### WHAT YOU ARE ASKED TO DO
Check each line of the records below for the word "this" and copy those where it appears.

### INPUT DATA

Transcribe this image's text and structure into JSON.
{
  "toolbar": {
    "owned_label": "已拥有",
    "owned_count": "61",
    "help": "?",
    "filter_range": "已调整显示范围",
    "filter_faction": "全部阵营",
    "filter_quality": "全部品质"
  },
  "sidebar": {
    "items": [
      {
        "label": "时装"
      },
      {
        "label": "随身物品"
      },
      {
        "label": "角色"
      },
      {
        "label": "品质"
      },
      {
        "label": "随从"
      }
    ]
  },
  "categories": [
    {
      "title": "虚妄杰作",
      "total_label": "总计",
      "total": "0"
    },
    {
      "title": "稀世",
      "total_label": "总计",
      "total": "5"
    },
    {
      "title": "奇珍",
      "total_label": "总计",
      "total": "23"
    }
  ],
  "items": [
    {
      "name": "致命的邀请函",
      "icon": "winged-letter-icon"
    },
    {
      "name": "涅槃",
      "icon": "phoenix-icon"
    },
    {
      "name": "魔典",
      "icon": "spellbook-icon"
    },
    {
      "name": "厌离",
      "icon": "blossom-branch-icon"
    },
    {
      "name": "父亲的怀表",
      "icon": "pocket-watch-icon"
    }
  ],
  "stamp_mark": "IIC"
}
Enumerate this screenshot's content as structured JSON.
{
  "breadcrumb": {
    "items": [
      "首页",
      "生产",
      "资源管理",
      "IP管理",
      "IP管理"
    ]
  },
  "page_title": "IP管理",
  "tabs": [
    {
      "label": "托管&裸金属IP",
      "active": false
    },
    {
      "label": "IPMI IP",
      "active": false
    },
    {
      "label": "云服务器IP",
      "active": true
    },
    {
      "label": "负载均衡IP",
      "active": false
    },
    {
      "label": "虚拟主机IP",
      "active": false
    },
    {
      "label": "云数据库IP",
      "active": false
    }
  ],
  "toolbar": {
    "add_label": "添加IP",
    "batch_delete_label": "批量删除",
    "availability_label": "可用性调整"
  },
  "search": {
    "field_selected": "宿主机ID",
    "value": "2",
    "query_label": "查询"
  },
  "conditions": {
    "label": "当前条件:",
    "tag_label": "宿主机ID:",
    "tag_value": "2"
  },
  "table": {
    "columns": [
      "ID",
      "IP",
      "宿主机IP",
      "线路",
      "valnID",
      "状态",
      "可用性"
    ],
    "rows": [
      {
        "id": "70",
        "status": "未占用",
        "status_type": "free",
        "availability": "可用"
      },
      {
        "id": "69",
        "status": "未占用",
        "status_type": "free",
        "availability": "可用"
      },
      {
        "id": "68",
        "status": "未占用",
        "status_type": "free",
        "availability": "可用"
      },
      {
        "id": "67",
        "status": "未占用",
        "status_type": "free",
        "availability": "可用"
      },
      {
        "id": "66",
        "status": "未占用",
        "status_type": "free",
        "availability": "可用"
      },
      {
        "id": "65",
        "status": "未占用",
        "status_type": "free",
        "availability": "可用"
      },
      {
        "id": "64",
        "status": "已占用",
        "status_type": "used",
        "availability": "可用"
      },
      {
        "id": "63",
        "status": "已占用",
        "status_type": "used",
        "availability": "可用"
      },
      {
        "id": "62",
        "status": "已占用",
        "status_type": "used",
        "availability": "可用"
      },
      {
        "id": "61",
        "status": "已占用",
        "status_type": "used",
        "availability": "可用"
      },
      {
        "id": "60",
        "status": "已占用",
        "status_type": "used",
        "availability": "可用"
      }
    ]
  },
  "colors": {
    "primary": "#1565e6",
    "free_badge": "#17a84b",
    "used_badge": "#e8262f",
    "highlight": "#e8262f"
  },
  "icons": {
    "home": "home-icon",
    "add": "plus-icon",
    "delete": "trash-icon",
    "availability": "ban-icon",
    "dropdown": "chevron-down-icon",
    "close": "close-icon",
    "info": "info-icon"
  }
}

### TASK RESULT
Transcribe this image's text and structure into JSON.
Enumerate this screenshot's content as structured JSON.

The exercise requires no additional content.